Heavy Rain’s Creator Hates On Space Marines
So Heavy Rain cleaned up at the BAFTAs recently. That isn’t too surprising considering the amount of attention and acclaim – deserved or not – that it recieved. The financial and critical success of the inscrutable and (somewhat) innovative thriller that culminated in 3 BAFTAs naturally means that the game‘s creators are now People To Whom We Might Want To Listen regarding video game related stuff1. So what do they have to say about Stuff and Things related to the gaming industry?
As it turns out, they’re as tired of the same old, same old as you’d think we’d all be. In a recent interview with The Guardian, Heavy Rain creator David Cage didn’t keep his thoughts to himself regarding the current state of things. Among his comments:
“games always explore the same things. They’re about being powerful, being the good guys against the bad guys – that’s a very tiny part of what can be done. There are so many other stories to tell, so many other emotions to trigger – this is a fantastic new medium, we can do much more than we currently do with it.”

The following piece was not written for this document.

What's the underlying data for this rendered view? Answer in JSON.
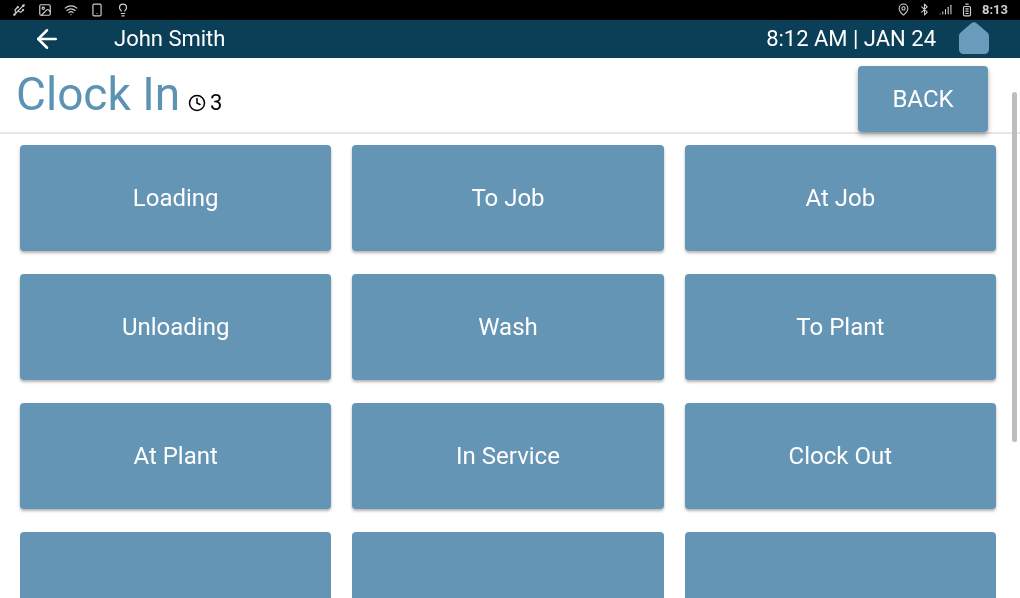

“Developers are fed up – they want to talk about their families, politics, whatever – why not in a game? Why not?! There is no reason.”
“Talk about yourself, your life, your emotions, the people around you, what you like, what you hate – this is how the industry will make a huge step forwards. I’m fed up with space marines.”
There’s more, and the whole article is worth a read. Talking about his comments, they’re certainly expected – hell, I’m fed up with Space Marines games too – but they sell a lot of copies. Sure, Heavy Rain did too; an impressive 2 million units since its release. That’s not bad at all for a game that largely jettisons traditional gameplay and story (not to mention makes you actually shave and go to the bathroom).
But Halo: Reach sold that many copies in its first 3 weeks. In movie terminology, Heavy Rain is a sleeper hit, but Halo a tentpole franchise. The guaranteed success of a game like Halo: Reach means more money to go around to other company development. Well, probably. There’s something else too – while I definitely think Video Games can, and should be pushing the very limits of what it means to tell a story in the medium, I don’t think there’s anything wrong with making something purely for the lols.
Having good taste doesn’t mean you have to have monolithic taste. Being able to tell a good piece of media from bad also means being able to tell the difference between pure entertainment that sucks, and pure entertainment that doesn’t. Or more simply put, not every movie I see needs to be Memento, since I also want to watch The Fast and Furious too; and not every game I play needs to be Heavy Rain, since I also love Bust-A-Move.
Heavy Rain is definitely a hit, but it remains to be seen if it was the novelty, or the challenge that made it such. I certainly think (and hope) they have more up their sleeves. But in the meantime, giving the people what they want isn’t the worst thing in the world. So long as it doesn’t, much like Hollywood is now, become the only possible motivator.
1) Sorry, Phil. I know that has to feel like poison to your ears.